Career highlights: My involvement with organized medicine—on the Council of Student Members of the American College of Physicians, as chair of the Medical Student Section of the Pennsylvania Medical Society, chair of Region 6, and the vice chair of the AMA Medical Student Section—has fundamentally changed how I view the field of medicine, broadening the range of career opportunities I thought were possible. It is inspiring to see my peers and mentors fight tirelessly for their patients and for a healthier America. I’m proud to be among such passionate colleagues and excited to see what we can all accomplish together.

I was also honored to receive the AMA Foundation Excellence in Medicine Leadership award and the Special Recognition award from the Pennsylvania Chapter of the American College of Physicians. In medical school, I was recognized as a Medical Humanities Scholar, a Women’s Health Scholar, and a Health Equity Scholar.

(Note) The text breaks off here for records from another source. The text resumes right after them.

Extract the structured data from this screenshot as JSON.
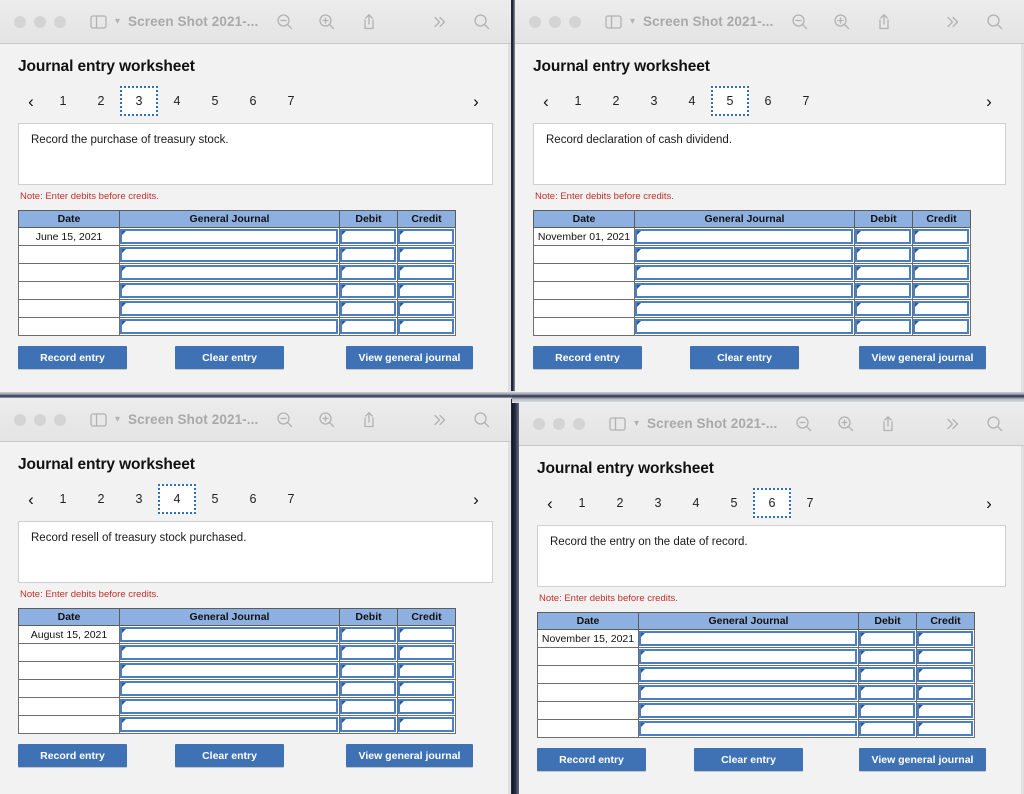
{
  "browser": {
    "window_title": "Screen Shot 2021-...",
    "icons": {
      "sidebar": "sidebar-icon",
      "sidebar_chevron": "chevron-down-icon",
      "zoom_out": "zoom-out-icon",
      "zoom_in": "zoom-in-icon",
      "share": "share-icon",
      "overflow": "double-chevron-right-icon",
      "search": "search-icon"
    },
    "traffic_lights": [
      "close",
      "minimize",
      "maximize"
    ]
  },
  "worksheet": {
    "heading": "Journal entry worksheet",
    "pages": [
      "1",
      "2",
      "3",
      "4",
      "5",
      "6",
      "7"
    ],
    "prev_arrow": "‹",
    "next_arrow": "›",
    "note": "Note: Enter debits before credits.",
    "columns": [
      "Date",
      "General Journal",
      "Debit",
      "Credit"
    ],
    "row_count": 6,
    "buttons": {
      "record": "Record entry",
      "clear": "Clear entry",
      "view": "View general journal"
    }
  },
  "colors": {
    "header_blue": "#8eb0e0",
    "button_blue": "#3f72b5",
    "cell_border_blue": "#4a7fc1",
    "note_red": "#c0302b",
    "page_bg": "#f2f2f2"
  },
  "panels": [
    {
      "id": "top-left",
      "selected_page": "3",
      "prompt": "Record the purchase of treasury stock.",
      "date": "June 15, 2021"
    },
    {
      "id": "top-right",
      "selected_page": "5",
      "prompt": "Record declaration of cash dividend.",
      "date": "November 01, 2021"
    },
    {
      "id": "bottom-left",
      "selected_page": "4",
      "prompt": "Record resell of treasury stock purchased.",
      "date": "August 15, 2021"
    },
    {
      "id": "bottom-right",
      "selected_page": "6",
      "prompt": "Record the entry on the date of record.",
      "date": "November 15, 2021"
    }
  ]
}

Advice I’d give to those interested in pursuing a career in medicine: It is a long but worthwhile journey and it’s up to you how you get to the endpoint. You can get through medical school by just focusing on the books, but I’ve found that being part of something larger, like the AMA, has not only kept me sane through the endless studying, but also allows me to care for patients outside the clinic. The length of your white coat does not determine how much you can do for your patients. Figure out what you are passionate about and find ways to incorporate that into your medical career—whether it’s through policy, education, or public health. The beauty of medicine is that it is an interdisciplinary effort.

How I give back to the community: An issue that is particularly close to my heart is that of vulnerable populations and health disparities. During medical school, I started a project called Homeless but Human through which I’ve spoken with homeless people in several cities across the country—from Philadelphia to Phoenix to Palo Alto—to better understand this public health crisis. During these conversations, I asked them to tell me something about themselves that they wished people knew when they walked past them, as well as something they’ve had said to them that hurt them.

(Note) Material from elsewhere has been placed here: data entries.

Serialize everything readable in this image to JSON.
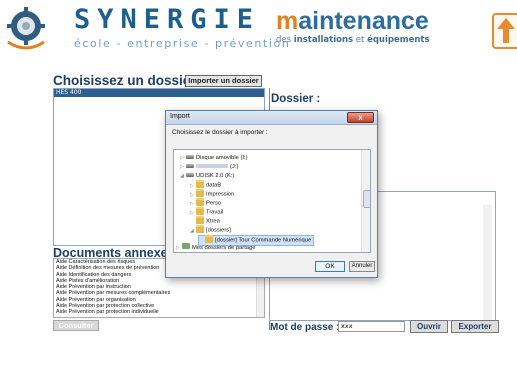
{
  "header": {
    "brand": "SYNERGIE",
    "tagline": "école - entreprise - prévention",
    "product_title_first": "m",
    "product_title_rest": "aintenance",
    "product_sub_prefix": "des",
    "product_sub_bold1": "installations",
    "product_sub_mid": "et",
    "product_sub_bold2": "équipements",
    "colors": {
      "brand": "#1c5f8c",
      "accent": "#e57f22"
    }
  },
  "left_panel": {
    "title": "Choisissez un dossier",
    "import_button": "Importer un dossier",
    "selected_folder": "HES 400",
    "annexes_title": "Documents annexes dis",
    "documents": [
      "Aide Caractérisation des risques",
      "Aide Définition des mesures de prévention",
      "Aide Identification des dangers",
      "Aide Pistes d'amélioration",
      "Aide Prévention par instruction",
      "Aide Prévention par mesures complémentaires",
      "Aide Prévention par organisation",
      "Aide Prévention par protection collective",
      "Aide Prévention par protection individuelle"
    ],
    "consult_button": "Consulter"
  },
  "right_panel": {
    "dossier_label": "Dossier :",
    "password_label": "Mot de passe :",
    "password_value": "xxx",
    "open_button": "Ouvrir",
    "export_button": "Exporter"
  },
  "dialog": {
    "title": "Import",
    "close_label": "x",
    "prompt": "Choisissez le dossier à importer :",
    "tree": [
      {
        "label": "Disque amovible (I:)",
        "icon": "drive-icon",
        "twisty": "▷"
      },
      {
        "label": "(J:)",
        "icon": "drive-icon",
        "twisty": "▷"
      },
      {
        "label": "UDISK 2.0 (K:)",
        "icon": "drive-icon",
        "twisty": "◢"
      },
      {
        "label": "dataB",
        "icon": "folder-icon",
        "twisty": "▷"
      },
      {
        "label": "Impression",
        "icon": "folder-icon",
        "twisty": "▷"
      },
      {
        "label": "Perso",
        "icon": "folder-icon",
        "twisty": "▷"
      },
      {
        "label": "Travail",
        "icon": "folder-icon",
        "twisty": "▷"
      },
      {
        "label": "Xtrea",
        "icon": "folder-icon",
        "twisty": ""
      },
      {
        "label": "[dossiers]",
        "icon": "folder-icon",
        "twisty": "◢"
      },
      {
        "label": "[dossier] Tour Commande Numérique",
        "icon": "folder-icon",
        "twisty": ""
      },
      {
        "label": "Mes dossiers de partage",
        "icon": "network-icon",
        "twisty": "▷"
      }
    ],
    "ok_button": "OK",
    "cancel_button": "Annuler"
  }
}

It has honestly been one of the most powerful experiences of my life to see the level of positivity they maintain, to hear their hopes and dreams, and to identify the vast differences in health care services for this population across the country, while also seeing the similarities we all share. I can then use what I have learned from these stories to help craft meaningful policy through the AMA and give a voice to the voiceless.

The broad range of experiences I’ve encountered have truly been enlightening, from the Vietnam veteran to the young man with caudal regression syndrome to the domestic violence survivor to the undocumented immigrant who tried to follow the elusive American dream. When I have a rough day at work, I still look back at my conversations with these incredible individuals and am emboldened by their courage and reminded of why I decided to pursue this profession.

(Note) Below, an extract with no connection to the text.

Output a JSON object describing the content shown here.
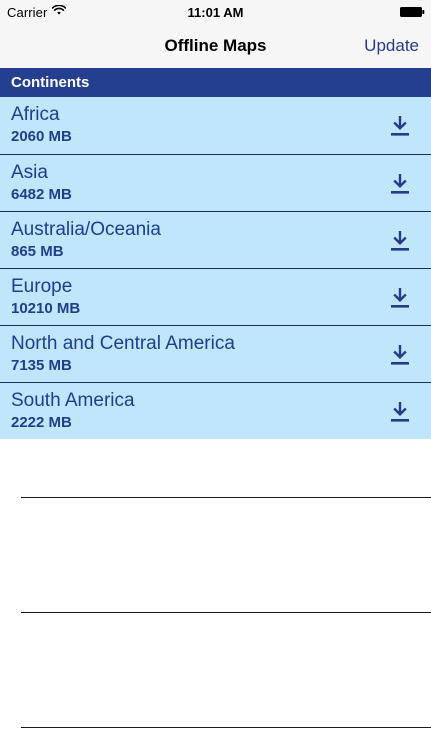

I will always remember what Led Zeppelin Dave—the first person I spoke with—told me, “No one wants to be forgotten like an old shoe. We all just want to be loved.” And if someone tells you “you’re not going to make it,” prove them wrong.

Aspect of my work that means the most: Without a doubt, the time that I get to spend speaking with patients and building relationships is what makes the years of arduous training and countless exams worth it. From the special education teacher to the racehorse breeder to the professional basketball player, there is a person beyond every patient. And it is this time that patients appreciate most too.

My hope for the future of medicine: That through interdisciplinary collaboration, we can create a more equitable health care landscape that addresses the whole patient, not just the clinical diagnosis. No number of prescriptions can truly treat a patient if we don’t consider social determinants of health. Physicians have an incredibly powerful voice and we shouldn’t be afraid to use it to advocate for our patients, no matter how uncomfortable it may initially feel.

Visit MembershipMovesMedicine.com to learn more about other AMA members who are relentlessly moving medicine through advocacy, education, patient care and practice innovation, and join or renew today.